• Friday, January 9, 2015

    What’s in a food label? Uncured, naturally cured or no nitrate or nitrite added.

    This year I’ve been working on a series of posts about food labels and what they mean. In earlier posts, I talked about what the Natural label means on a meat package, but I get some questions about Uncured, Naturally Cured or processed meat products that are made without nitrate or nitrite.
    uncured salami package
    I’ve covered this topic before in a post called ‘What is Nitrite?’, but I wanted to cover it again in the labeling series.
    Some processors want to create friendlier, less chemically labels and choose to remove nitrates. Also, when meat processors want to use the Natural or Organic labels, they are not allowed to add nitrites and nitrates as they are classified by the USDA as chemical preservatives.

    What if you just removed these ingredients from natural products?
    Just take it out. Problem solved.

    Some processors do that, but without nitrite, deli ham would not be pink, it would basically be just a pork roast. Tasty meats like bacon and hotdogs wouldn’t have the same flavors we enjoy. And, most importantly, all of these products would be more susceptible to spoilage and the growth of dangerous bacteria. The nitrite helps them last longer on store shelves and in your refrigerator. Nitrite also makes them safer for you and your family.

    So, removing it doesn’t work.

    What is nitrite anyway and what is its purpose in meat?

    Nitrite is added to processed meats like ham, bacon, and sausages (hotdogs, bologna, etc) for 4 reasons:

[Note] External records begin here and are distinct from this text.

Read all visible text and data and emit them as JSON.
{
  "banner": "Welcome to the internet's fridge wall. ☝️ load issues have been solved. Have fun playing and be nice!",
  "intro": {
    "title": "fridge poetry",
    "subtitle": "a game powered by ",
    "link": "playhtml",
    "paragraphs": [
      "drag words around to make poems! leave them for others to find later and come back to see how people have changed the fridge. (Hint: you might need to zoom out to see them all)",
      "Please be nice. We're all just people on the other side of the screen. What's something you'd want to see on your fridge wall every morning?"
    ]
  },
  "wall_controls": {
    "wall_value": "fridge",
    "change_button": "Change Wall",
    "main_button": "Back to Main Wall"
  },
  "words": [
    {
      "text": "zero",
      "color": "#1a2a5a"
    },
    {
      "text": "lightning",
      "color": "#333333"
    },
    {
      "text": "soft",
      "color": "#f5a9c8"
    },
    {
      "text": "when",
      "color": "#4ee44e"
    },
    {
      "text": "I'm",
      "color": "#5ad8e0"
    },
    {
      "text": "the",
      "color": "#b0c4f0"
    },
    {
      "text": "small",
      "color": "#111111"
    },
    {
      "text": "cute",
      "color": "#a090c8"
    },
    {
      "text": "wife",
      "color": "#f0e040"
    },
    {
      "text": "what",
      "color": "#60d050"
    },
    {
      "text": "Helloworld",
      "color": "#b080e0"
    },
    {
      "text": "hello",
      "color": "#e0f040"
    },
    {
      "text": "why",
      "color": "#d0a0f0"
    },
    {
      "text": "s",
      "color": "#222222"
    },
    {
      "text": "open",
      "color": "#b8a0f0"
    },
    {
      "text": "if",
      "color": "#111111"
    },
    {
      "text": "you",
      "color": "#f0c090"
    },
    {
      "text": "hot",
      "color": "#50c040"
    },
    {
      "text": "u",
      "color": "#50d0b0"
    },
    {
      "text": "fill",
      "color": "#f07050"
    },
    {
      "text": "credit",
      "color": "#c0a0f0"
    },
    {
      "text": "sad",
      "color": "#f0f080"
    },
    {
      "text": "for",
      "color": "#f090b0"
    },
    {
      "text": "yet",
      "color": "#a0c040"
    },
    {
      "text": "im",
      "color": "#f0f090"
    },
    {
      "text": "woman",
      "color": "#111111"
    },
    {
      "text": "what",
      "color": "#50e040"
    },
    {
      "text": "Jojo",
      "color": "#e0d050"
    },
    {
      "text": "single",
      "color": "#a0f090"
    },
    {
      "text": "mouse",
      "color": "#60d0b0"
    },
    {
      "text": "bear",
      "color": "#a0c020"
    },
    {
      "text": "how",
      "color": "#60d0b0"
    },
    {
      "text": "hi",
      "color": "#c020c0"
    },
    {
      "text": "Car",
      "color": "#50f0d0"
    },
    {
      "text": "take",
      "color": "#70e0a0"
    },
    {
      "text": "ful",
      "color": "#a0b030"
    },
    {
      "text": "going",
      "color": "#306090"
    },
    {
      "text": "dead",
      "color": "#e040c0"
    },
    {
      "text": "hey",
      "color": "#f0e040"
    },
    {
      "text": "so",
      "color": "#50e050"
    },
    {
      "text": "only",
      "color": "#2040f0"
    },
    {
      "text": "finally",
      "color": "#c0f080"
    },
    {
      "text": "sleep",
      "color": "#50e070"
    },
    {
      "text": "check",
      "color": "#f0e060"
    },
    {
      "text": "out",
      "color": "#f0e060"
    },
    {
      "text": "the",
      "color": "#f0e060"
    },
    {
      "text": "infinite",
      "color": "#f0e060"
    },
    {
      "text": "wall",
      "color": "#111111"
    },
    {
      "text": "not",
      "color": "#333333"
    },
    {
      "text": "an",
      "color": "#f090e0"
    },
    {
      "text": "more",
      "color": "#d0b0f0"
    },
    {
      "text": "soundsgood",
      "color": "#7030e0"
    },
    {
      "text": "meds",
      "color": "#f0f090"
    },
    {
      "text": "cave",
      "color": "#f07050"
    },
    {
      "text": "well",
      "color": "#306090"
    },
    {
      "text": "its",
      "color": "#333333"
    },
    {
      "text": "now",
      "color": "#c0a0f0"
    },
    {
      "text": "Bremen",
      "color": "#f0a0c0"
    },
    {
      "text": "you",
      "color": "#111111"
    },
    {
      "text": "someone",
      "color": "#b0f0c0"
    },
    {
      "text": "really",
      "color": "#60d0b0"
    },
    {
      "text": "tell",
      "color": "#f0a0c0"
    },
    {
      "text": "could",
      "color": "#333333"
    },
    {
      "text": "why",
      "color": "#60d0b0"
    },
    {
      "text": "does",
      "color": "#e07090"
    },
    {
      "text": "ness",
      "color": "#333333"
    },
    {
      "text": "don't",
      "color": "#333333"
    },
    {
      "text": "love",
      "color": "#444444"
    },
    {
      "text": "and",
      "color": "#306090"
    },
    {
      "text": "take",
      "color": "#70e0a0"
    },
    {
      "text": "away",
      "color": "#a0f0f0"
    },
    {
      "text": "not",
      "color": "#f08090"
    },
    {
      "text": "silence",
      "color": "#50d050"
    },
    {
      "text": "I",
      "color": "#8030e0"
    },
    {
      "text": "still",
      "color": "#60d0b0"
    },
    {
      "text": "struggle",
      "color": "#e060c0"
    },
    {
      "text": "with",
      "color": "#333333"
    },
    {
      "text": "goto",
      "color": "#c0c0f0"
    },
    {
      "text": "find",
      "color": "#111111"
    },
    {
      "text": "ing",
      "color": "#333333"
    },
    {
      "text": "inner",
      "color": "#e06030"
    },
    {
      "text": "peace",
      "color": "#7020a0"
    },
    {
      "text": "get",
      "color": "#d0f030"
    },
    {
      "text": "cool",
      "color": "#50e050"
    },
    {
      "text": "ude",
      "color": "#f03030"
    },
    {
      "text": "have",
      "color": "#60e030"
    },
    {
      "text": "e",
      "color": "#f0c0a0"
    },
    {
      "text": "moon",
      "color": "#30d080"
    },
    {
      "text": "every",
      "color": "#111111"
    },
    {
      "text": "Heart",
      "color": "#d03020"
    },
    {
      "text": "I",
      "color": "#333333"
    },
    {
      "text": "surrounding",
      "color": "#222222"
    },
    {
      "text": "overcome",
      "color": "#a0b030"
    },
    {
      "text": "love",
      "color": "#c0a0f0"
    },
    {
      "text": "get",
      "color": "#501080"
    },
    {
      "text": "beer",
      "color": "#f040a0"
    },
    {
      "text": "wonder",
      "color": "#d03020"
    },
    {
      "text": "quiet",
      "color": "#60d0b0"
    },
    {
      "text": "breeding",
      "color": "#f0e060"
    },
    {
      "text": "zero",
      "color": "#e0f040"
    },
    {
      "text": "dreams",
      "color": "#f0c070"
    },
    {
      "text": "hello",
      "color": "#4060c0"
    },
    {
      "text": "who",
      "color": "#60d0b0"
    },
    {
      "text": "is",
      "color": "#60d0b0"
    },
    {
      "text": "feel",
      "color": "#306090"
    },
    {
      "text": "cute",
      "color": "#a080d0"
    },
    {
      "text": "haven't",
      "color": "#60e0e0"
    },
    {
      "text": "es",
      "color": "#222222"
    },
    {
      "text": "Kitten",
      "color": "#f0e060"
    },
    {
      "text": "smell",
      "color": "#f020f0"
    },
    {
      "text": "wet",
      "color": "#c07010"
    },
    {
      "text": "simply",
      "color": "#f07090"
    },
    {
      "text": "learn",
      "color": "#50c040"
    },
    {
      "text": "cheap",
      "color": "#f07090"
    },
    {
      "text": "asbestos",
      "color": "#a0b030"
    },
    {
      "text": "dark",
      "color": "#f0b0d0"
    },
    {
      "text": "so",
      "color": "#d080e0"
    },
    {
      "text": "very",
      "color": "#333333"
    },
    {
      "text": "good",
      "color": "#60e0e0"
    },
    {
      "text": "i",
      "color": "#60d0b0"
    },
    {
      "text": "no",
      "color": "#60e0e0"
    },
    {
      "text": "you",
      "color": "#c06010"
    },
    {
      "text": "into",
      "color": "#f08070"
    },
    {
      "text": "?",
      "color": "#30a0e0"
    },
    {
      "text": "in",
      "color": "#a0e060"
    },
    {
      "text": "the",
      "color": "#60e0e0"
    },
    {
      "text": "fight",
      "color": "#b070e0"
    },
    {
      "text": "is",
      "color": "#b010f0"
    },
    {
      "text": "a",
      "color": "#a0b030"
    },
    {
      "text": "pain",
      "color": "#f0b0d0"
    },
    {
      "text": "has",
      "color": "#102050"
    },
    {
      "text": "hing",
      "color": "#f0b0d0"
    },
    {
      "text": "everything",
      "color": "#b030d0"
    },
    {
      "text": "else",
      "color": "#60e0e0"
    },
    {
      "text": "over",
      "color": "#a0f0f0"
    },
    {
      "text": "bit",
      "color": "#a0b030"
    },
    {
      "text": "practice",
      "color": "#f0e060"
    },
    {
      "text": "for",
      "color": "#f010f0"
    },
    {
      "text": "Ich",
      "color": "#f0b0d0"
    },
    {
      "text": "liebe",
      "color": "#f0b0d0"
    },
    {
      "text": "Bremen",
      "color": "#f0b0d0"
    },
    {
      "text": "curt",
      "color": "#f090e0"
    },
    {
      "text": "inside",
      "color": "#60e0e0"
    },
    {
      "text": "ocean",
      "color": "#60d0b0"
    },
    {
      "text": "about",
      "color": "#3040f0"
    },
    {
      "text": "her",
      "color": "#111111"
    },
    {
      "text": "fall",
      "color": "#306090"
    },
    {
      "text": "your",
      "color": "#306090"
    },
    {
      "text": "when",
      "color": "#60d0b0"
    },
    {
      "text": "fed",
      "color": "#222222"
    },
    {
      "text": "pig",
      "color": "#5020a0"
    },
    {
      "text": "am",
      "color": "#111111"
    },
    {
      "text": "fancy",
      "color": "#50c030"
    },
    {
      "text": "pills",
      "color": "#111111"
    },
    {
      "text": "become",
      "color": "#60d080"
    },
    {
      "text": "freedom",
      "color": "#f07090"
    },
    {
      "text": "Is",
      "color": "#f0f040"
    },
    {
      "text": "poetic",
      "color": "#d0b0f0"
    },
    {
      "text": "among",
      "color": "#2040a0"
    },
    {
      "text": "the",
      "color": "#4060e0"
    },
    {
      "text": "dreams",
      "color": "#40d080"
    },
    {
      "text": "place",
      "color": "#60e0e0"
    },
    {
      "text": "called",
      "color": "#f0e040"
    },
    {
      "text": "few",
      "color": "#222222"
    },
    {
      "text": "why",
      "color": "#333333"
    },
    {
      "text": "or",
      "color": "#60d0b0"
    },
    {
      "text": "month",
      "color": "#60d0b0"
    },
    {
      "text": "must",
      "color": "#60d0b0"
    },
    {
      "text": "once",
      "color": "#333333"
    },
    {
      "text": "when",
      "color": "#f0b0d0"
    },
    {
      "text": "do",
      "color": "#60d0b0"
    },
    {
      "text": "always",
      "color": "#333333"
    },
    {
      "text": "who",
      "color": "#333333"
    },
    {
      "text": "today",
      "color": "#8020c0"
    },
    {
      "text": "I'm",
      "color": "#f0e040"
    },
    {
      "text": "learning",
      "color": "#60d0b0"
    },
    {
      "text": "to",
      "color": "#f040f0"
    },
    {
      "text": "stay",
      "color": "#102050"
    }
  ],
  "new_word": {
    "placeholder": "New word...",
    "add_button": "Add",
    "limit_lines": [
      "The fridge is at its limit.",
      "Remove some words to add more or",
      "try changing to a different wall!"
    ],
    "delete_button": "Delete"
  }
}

    1.       It prevents the growth of Clostridium botulinum (the bacteria that causes botulism). Botulism can shut down your nervous system and that’s not healthy. It also helps control other dangerous pathogens and bacteria that cause spoilage, so it helps keep meat safe.

    2.       It is a very powerful antioxidant and keeps the meat from going rancid. The fat in processed meat can get funky flavors if allowed to oxidize, and nitrite helps to keep that from happening. Ever notice why a package of ham can last for weeks in your fridge while leftovers go bad in a few days?

    3.       It gives cured meats their distinct pink color. The nitrite reacts with the muscle protein and changes it to pink, and it stays pink for a much longer time than fresh meat stays red.

    4.       It gives cured meats their distinct flavor. That unique “hammy” and smoky flavor of a ham or that unique bacon flavor in bacon comes from the nitrite.

    German researchers discovered that nitrite and
    not nitrate (curing cousins) was the form of
    curing salt responsible for meat curing, and
    started to exclusively use nitrite for curing.
    Also, without nitrite, several products would completely lose their identity. The USDA has standards of identity that regulate what is a hot dog, bologna, or even bacon and nitrite is an important ingredient for making them what they are. Without it, they are no longer “cured.” This means bacon without nitrite would no longer be bacon, but would instead be cooked pork belly.

    How do “Natural” and “Cured” coexist?

    Even though, nitrate and nitrite are not allowed to be directly added to natural and organic labeled meat products, other ‘natural’ ingredients with high levels of naturally-occurring nitrate can be used to replace the synthetic forms.

    Many vegetables contain high levels of naturally accumulating nitrate. In fact, the main human dietary source of nitrate isn’t processed meats, but actually green leafy vegetables like spinach and celery. When the nitrate is converted to nitrite, presto… meat curing can naturally happen.

    Meat processors can use vegetable powder in processed meats as a source of nitrite to create the pink color and cured flavor. On the label, it may be listed as celery powder, flavoring, or natural flavoring. The nitrite derived from vegetables and found in vegetable powder and in natural meats is exactly the same compound as that found in conventionally cured meats.

    However, this substitution doesn’t replace all the nitrite needed to provide important quality and safety attributes. The final nitrite levels are lower and the vegetable powder may have to be limited because it can give the meat product its own flavors, too. These lower nitrate levels mean that the naturally cured meats are not as well protected from spoilage and pathogenic bacteria like Clostridium botulinum and Listeria monocytogenes. So, other steps must be taken to help keep the product safe. Meat processors add natural antimicrobial ingredients or use extra processes like high pressure processing to protect against spoilage and dangerous bacteria.

    So what’s the difference, really?

    Generally, natural meats are going to be more expensive because the ingredients that go into them are more expensive. However, when your dinner hits the table, natural and conventionally-cured meats should taste the same and both are safe and nutritious for your family.


    For this post, I want to thank Dr. Jeff Sindelar from the University of Wisconsin for helping me explain all the nitrate/nitrite chemistry. Jeff and I have been buddies since graduate school, and he is a great meat scientist who has devoted his research to naturally-cured meats. You can see him talking about it in his Meat Myth Crusher video.